Shops, for instance. The empty coke-can coolness of air conditioning as opposed to ancient fans and sweaty, non-deodorised armpits ala Genevoise. Aromas of meat pies wafting from doorways instead of slightly burned croissants. Blokes sitting at park benches drinking iced coffees when they downed tools instead of a cigarette and espresso on tiny chairs at cafes. Gum trees and warm bitumen. Spicy stir fries, fresh strawberries and cake!
Being able to converse with everyone and be instantly understood without the requirement of bad charades or the 'thumbs up' sign. Seeing my daughter occasionally mistaken for someone English and my husband confirm that Australia does indeed have the best coffee in the world. Said whilst eating his fourth pasty of the trip.
Hearing the screeching cacophony of the rainbow lorikeets, galahs and cockatoos as they made their way back to the reserve next to my parents' place, all eager to share their news of the day. The proud 'bardle oodle argle' of the magpies who decided which of the New Holland Honey Eaters could share their bird bath and when. The childlike screech of the neighbour's cat when defending their self-appointed boundary. The 'thonk' of cricket ball against bat during the many games played over picnic lunches in the park. Fireworks overtaking even the hoons on New Years' Eve.
Seeing dogs run past with their owners whilst aching to see and pat my own. Playing endless games of Rummy-O with Mum and Dad, and being thrashed every single time. Watching Sapphire laugh unselfconsciously as she spent an entire afternoon in our friends' pool filling up water balloons.

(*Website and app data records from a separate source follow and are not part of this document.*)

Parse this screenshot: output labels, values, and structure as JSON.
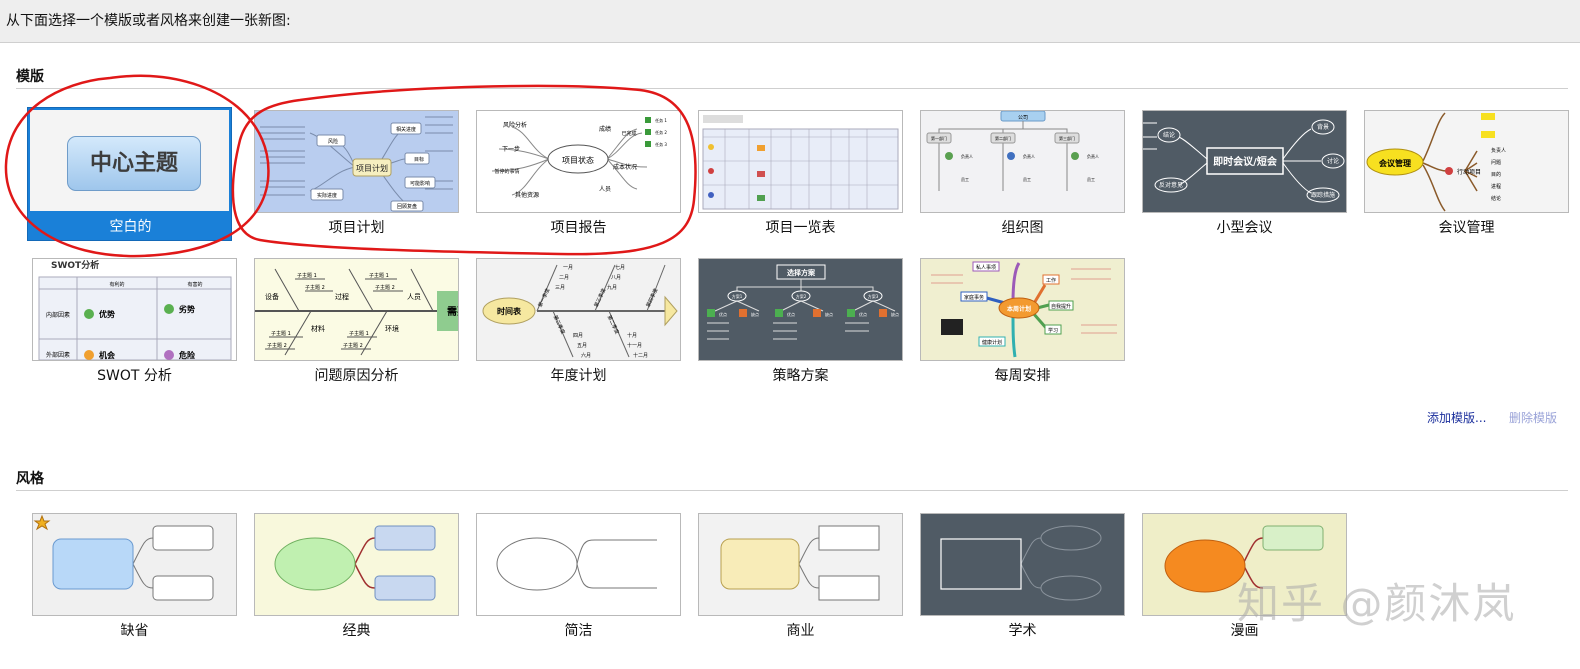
{
  "header": {
    "prompt": "从下面选择一个模版或者风格来创建一张新图:"
  },
  "templates_section": {
    "title": "模版",
    "blank_topic_text": "中心主题",
    "items": [
      {
        "label": "空白的",
        "selected": true
      },
      {
        "label": "项目计划",
        "selected": false
      },
      {
        "label": "项目报告",
        "selected": false
      },
      {
        "label": "项目一览表",
        "selected": false
      },
      {
        "label": "组织图",
        "selected": false
      },
      {
        "label": "小型会议",
        "selected": false
      },
      {
        "label": "会议管理",
        "selected": false
      },
      {
        "label": "SWOT 分析",
        "selected": false
      },
      {
        "label": "问题原因分析",
        "selected": false
      },
      {
        "label": "年度计划",
        "selected": false
      },
      {
        "label": "策略方案",
        "selected": false
      },
      {
        "label": "每周安排",
        "selected": false
      }
    ],
    "thumbnails": {
      "project_plan": {
        "center": "项目计划",
        "n1": "风险",
        "n2": "相关进度",
        "n3": "目标",
        "n4": "可能影响",
        "n5": "实际进度",
        "n6": "回顾复盘"
      },
      "project_report": {
        "center": "项目状态",
        "n1": "风险分析",
        "n2": "下一步",
        "n3": "暂停的事情",
        "n4": "其他资源",
        "n5": "成绩",
        "n6": "已完成",
        "n7": "成本状况",
        "n8": "人员",
        "n9": "任务 1",
        "n10": "任务 2",
        "n11": "任务 3"
      },
      "meeting": {
        "center": "即时会议/短会",
        "n1": "结论",
        "n2": "背景",
        "n3": "讨论",
        "n4": "反对意见",
        "n5": "跟踪措施"
      },
      "meeting_mgmt": {
        "center": "会议管理",
        "n1": "行动项目",
        "n2": "负责人",
        "n3": "问题",
        "n4": "目的",
        "n5": "进程",
        "n6": "结论"
      },
      "swot": {
        "title": "SWOT分析",
        "h1": "有利的",
        "h2": "有害的",
        "r1": "内部因素",
        "r2": "外部因素",
        "c1": "优势",
        "c2": "劣势",
        "c3": "机会",
        "c4": "危险"
      },
      "fishbone": {
        "head": "需要",
        "b1": "设备",
        "b2": "过程",
        "b3": "人员",
        "b4": "材料",
        "b5": "环境",
        "s1": "子主题 1",
        "s2": "子主题 2"
      },
      "annual": {
        "head": "时间表",
        "m1": "一月",
        "m2": "二月",
        "m3": "三月",
        "m4": "七月",
        "m5": "八月",
        "m6": "九月",
        "m7": "四月",
        "m8": "五月",
        "m9": "六月",
        "m10": "十月",
        "m11": "十一月",
        "m12": "十二月",
        "q1": "第一季度",
        "q2": "第二季度",
        "q3": "第三季度",
        "q4": "第四季度"
      },
      "strategy": {
        "title": "选择方案",
        "a": "方案1",
        "b": "方案2",
        "c": "方案3",
        "pro": "优点",
        "con": "缺点"
      },
      "weekly": {
        "center": "本周计划",
        "n1": "私人事项",
        "n2": "家庭事务",
        "n4": "健康计划",
        "n5": "工作",
        "n6": "自我提升",
        "n7": "学习"
      },
      "org": {
        "top": "公司",
        "d1": "第一部门",
        "d2": "第二部门",
        "d3": "第三部门",
        "p": "负责人",
        "e": "员工"
      }
    }
  },
  "links": {
    "add_template": "添加模版...",
    "delete_template": "删除模版"
  },
  "styles_section": {
    "title": "风格",
    "items": [
      {
        "label": "缺省"
      },
      {
        "label": "经典"
      },
      {
        "label": "简洁"
      },
      {
        "label": "商业"
      },
      {
        "label": "学术"
      },
      {
        "label": "漫画"
      }
    ]
  },
  "watermark": "知乎 @颜沐岚",
  "colors": {
    "selection_blue": "#1a80d8",
    "annotation_red": "#e01818",
    "link_blue": "#1b2f9c",
    "disabled_link": "#9aa3d8",
    "academic_bg": "#505b65",
    "blueprint_bg": "#b9cdef"
  }
}
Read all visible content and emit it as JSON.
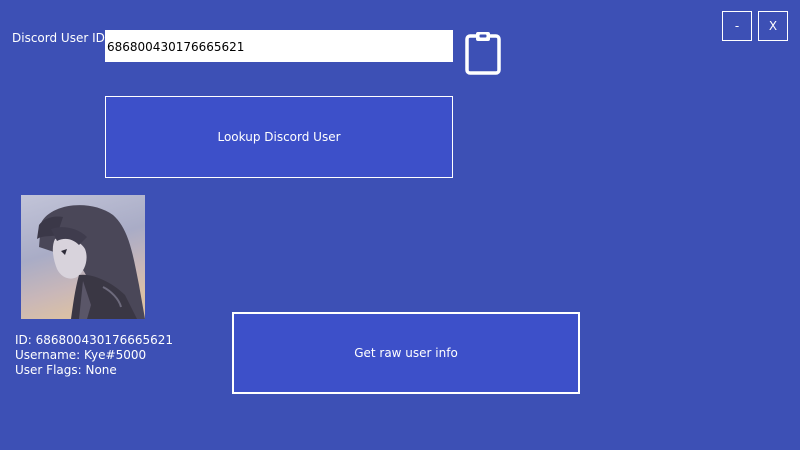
{
  "form": {
    "user_id_label": "Discord User ID:",
    "user_id_value": "686800430176665621"
  },
  "window_controls": {
    "minimize_label": "-",
    "close_label": "X"
  },
  "buttons": {
    "lookup_label": "Lookup Discord User",
    "raw_info_label": "Get raw user info"
  },
  "user_info": {
    "id_line": "ID: 686800430176665621",
    "username_line": "Username: Kye#5000",
    "flags_line": "User Flags: None"
  },
  "icons": {
    "paste": "clipboard-icon",
    "avatar": "user-avatar-image"
  },
  "colors": {
    "background": "#3d50b5",
    "button_fill": "#3d50c9",
    "foreground": "#ffffff"
  }
}
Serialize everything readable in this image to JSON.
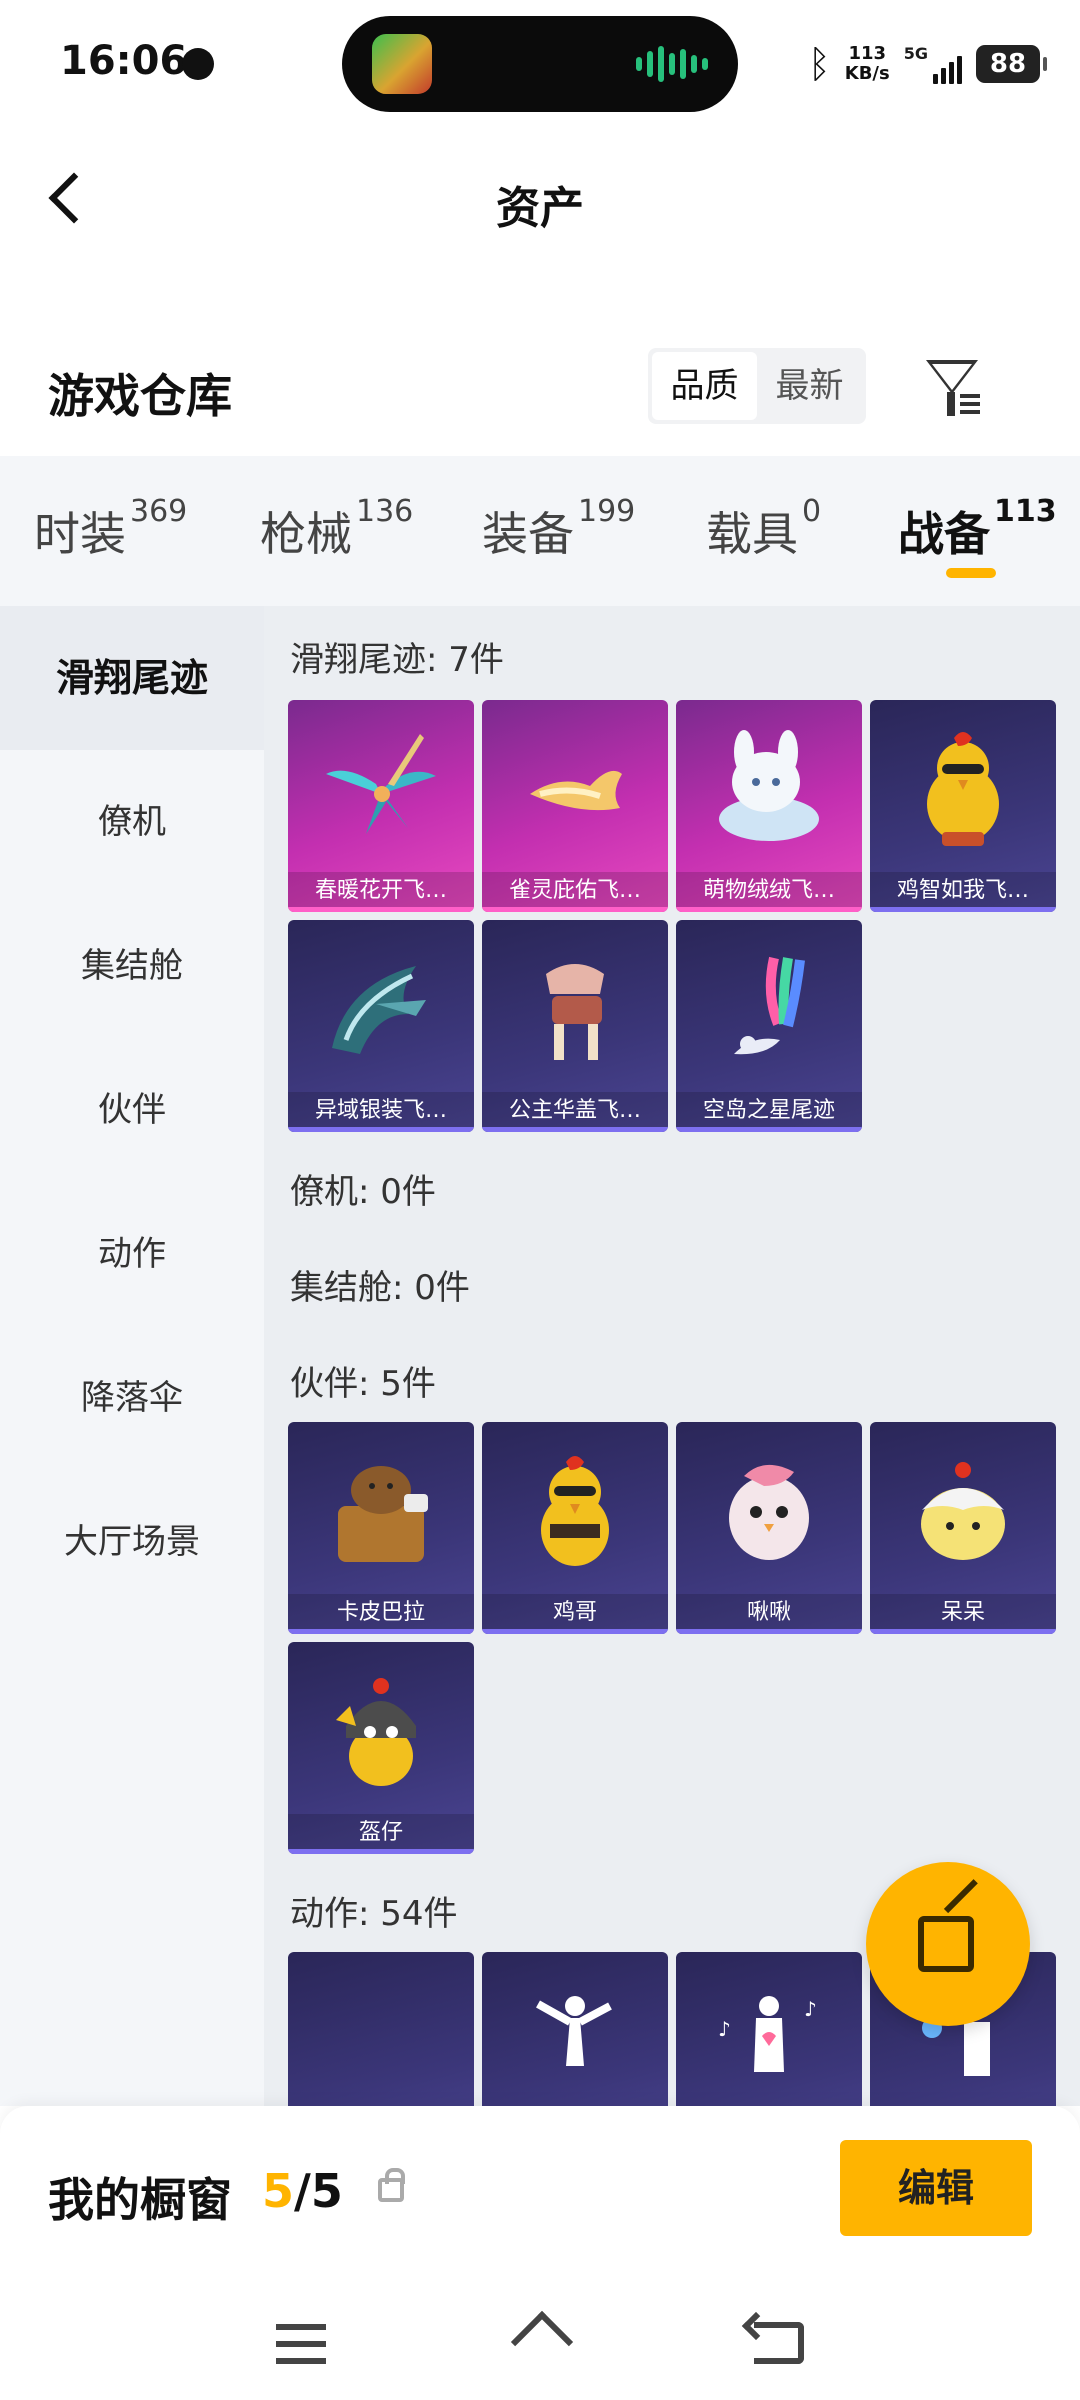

Posing for underwater photographs with my very best friend, still in awe of her resilience, intelligence and humour. Catching up with friends I'd gladly offer a spare room to any and every time they needed one. Hearing Dad say that Mum's garden was by far the most beautiful in the street. Feeling a pang of sadness when Milly's doghouse, made by Dad, was no longer in their back yard.
Dad's raspy whiskers, enjoyed during a hug. The milky sweet smell of Nivea on my Mum's soft face. Seeing my nephew throw back his head and laugh like an unoiled door; the other grinning wider than the Joker. My brother, still refusing to accept that yes, he too was as unstoppable and noisy as his sons; and his wife for her calm kindness amongst the chaotic creations of home made gingerbread houses.
Sapphire cried when she farewelled her grandparents, friends and cousins as we hugged on my parents' front lawn. Surprisingly, my eyes remained dry, caught in a bind of confusion: sentimentality and hope, recharged and ready to go back. Connections renewed and deeply appreciated. A wish to thank my family for an upbringing that was safe and encouraging and magical for being so and to thank them again for their continued interest and support and love.
When we finally walked through the door to our un-renovated 1970 apartment after collecting Milly, tears started to form. "It feels like home because you're back with us," I whispered into her neck, "But there'll be many more opportunities to return to our other home too."
Not so for her, which is why I cried.